Web page and app entries:
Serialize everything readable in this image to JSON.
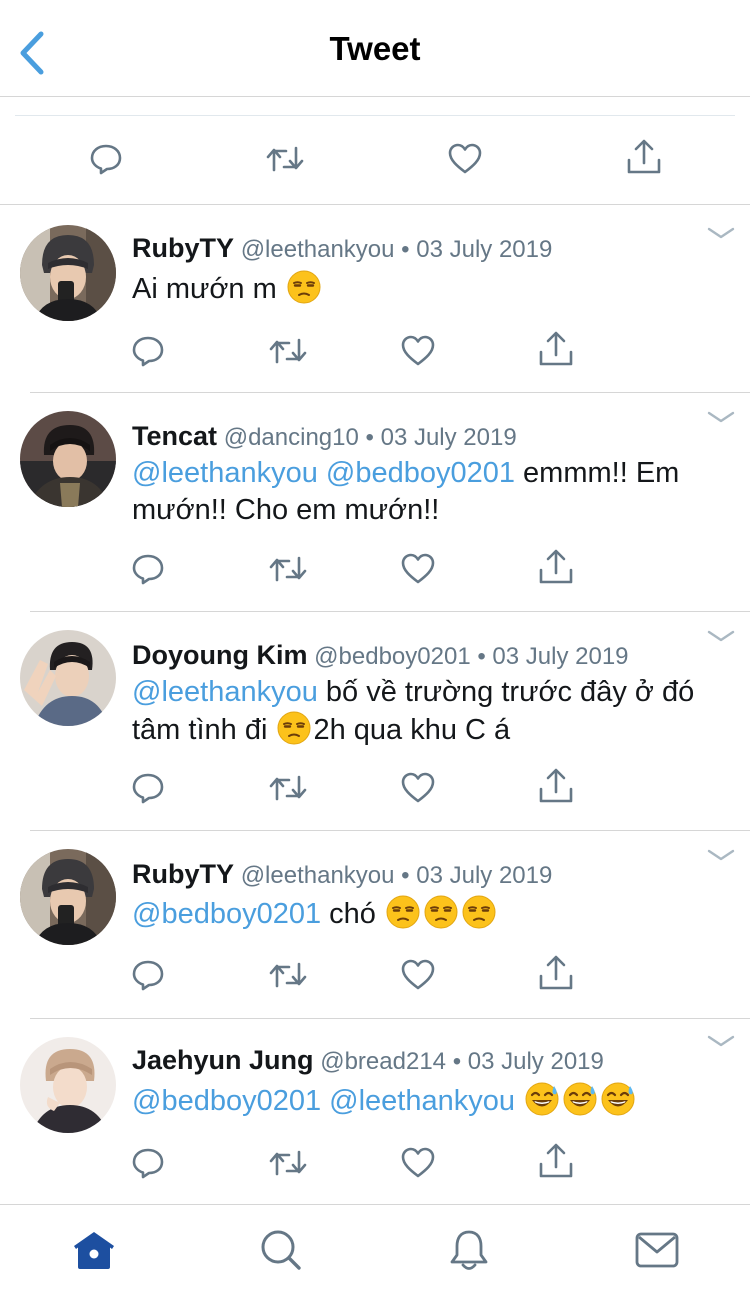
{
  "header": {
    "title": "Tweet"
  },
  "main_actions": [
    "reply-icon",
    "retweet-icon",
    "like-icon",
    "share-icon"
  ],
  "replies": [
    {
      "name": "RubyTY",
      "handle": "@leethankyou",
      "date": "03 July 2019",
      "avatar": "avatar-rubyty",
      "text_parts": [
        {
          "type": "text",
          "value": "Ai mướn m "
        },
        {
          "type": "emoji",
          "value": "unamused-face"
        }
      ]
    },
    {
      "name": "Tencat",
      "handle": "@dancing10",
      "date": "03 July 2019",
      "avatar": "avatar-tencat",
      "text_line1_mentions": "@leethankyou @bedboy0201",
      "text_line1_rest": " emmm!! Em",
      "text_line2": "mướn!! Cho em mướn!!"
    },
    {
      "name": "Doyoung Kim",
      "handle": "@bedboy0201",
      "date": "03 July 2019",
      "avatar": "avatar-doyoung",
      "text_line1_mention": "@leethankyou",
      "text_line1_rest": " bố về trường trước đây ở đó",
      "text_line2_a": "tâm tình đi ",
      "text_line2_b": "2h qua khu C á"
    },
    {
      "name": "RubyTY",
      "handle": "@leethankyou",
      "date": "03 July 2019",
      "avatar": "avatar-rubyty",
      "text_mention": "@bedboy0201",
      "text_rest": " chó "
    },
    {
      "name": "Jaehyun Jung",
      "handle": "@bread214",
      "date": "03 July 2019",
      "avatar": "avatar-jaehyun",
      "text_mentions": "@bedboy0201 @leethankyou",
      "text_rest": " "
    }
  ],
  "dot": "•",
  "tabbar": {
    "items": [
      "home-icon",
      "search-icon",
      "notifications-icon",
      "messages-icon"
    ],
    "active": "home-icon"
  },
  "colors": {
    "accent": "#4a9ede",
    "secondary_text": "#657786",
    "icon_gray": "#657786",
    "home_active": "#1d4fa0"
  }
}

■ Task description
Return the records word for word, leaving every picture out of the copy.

■ Solution
Serialize everything readable in this image to JSON.
{
  "header": {
    "title": "Tweet"
  },
  "main_actions": [
    "reply-icon",
    "retweet-icon",
    "like-icon",
    "share-icon"
  ],
  "replies": [
    {
      "name": "RubyTY",
      "handle": "@leethankyou",
      "date": "03 July 2019",
      "avatar": "avatar-rubyty",
      "text_parts": [
        {
          "type": "text",
          "value": "Ai mướn m "
        },
        {
          "type": "emoji",
          "value": "unamused-face"
        }
      ]
    },
    {
      "name": "Tencat",
      "handle": "@dancing10",
      "date": "03 July 2019",
      "avatar": "avatar-tencat",
      "text_line1_mentions": "@leethankyou @bedboy0201",
      "text_line1_rest": " emmm!! Em",
      "text_line2": "mướn!! Cho em mướn!!"
    },
    {
      "name": "Doyoung Kim",
      "handle": "@bedboy0201",
      "date": "03 July 2019",
      "avatar": "avatar-doyoung",
      "text_line1_mention": "@leethankyou",
      "text_line1_rest": " bố về trường trước đây ở đó",
      "text_line2_a": "tâm tình đi ",
      "text_line2_b": "2h qua khu C á"
    },
    {
      "name": "RubyTY",
      "handle": "@leethankyou",
      "date": "03 July 2019",
      "avatar": "avatar-rubyty",
      "text_mention": "@bedboy0201",
      "text_rest": " chó "
    },
    {
      "name": "Jaehyun Jung",
      "handle": "@bread214",
      "date": "03 July 2019",
      "avatar": "avatar-jaehyun",
      "text_mentions": "@bedboy0201 @leethankyou",
      "text_rest": " "
    }
  ],
  "dot": "•",
  "tabbar": {
    "items": [
      "home-icon",
      "search-icon",
      "notifications-icon",
      "messages-icon"
    ],
    "active": "home-icon"
  },
  "colors": {
    "accent": "#4a9ede",
    "secondary_text": "#657786",
    "icon_gray": "#657786",
    "home_active": "#1d4fa0"
  }
}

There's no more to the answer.